“We had to move four times last night,” Dugaqua said. “We woke up cold.”
Dugaqua and Totemoff expressed frustration with the Assembly vote on the camping ordinance, saying they’re afraid to stay at the Thane campground.
They’re not alone.
”What’s going to happen now, with the sidewalks closed?” asked Mary Kidd.
Dau, a second-generation Juneau resident, has been out quietly feeding the homeless of Juneau for the last 10 years or so. More recently, she become an outspoken advocate in part, she said, because she is frustrated with the lack of progress in finding solutions.
“I know there’s a mental health component. I know there’s a lack of housing. I know there’s a financial component,” she said, before expressing disappointment that Juneau — the state’s capital — has not done more. “You would think by now something would have come together. It boggles my mind. I don’t understand why, with all the money we have and the purported focus on the homeless, why does the situation keep getting worse?”
To Dau’s mind, Juneau’s residents have lost the compassion she used to see when she was growing up, with a widening gap between the haves and the have-nots leading to disdain at best.

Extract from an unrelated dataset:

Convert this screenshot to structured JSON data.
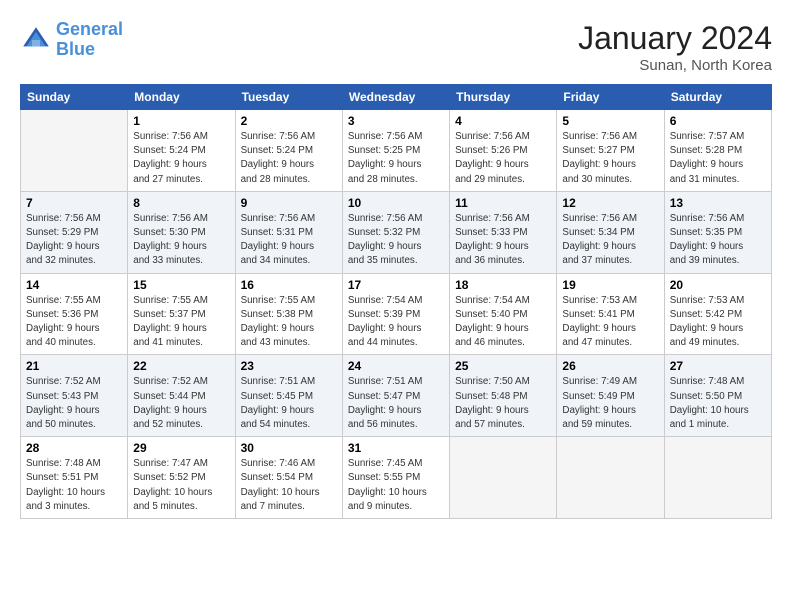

“These people have taken hits to the soul — they don’t need our anger or fear,” she said. “I know there are some bad apples out there, but there is not a safe place for them to be.”
Dau called the camping ordinance “absurd and inhumane,” adding that the city treats stray dogs better by keeping them in a shelter that is warm and that has food and water.
“I used to be afraid of the homeless,” she admitted, saying that she worked downtown and had gotten in the habit of just stepping over them.” But then I built a relationship with them. They deserve more. They deserve the effort.”
A strong sense of civic duty propels Dau’s reluctant activism.
“I’m not good at speaking out, but this is something I’m passionate about,” she said.” If I sense an injustice, I’m there. I can’t stand back. … This is my city — I’m not going to stand by anymore.”
Dau is exploring some ideas in collaboration with other homeless advocates in the community, even though, she says, they might just be pipe dreams.
“A lot of people are stepping forward to help,” she said. “Do we need another shelter? Can we get some land? We’ll build a grassroots movement, if that’s what it takes.”
Even the smallest of efforts can make a substantial change, she knows.
“Somebody has to do it,” Dau said. “We’re going to (have to) do something different. We can’t keep having this same conversation.”
Want to be an angel? Donate online at the Juneau Pay It Forward Facebook page; Dau said rain gear, boots and socks are desperately needed.
• Contact reporter Liz Kellar at 523-2246 or email@example.com.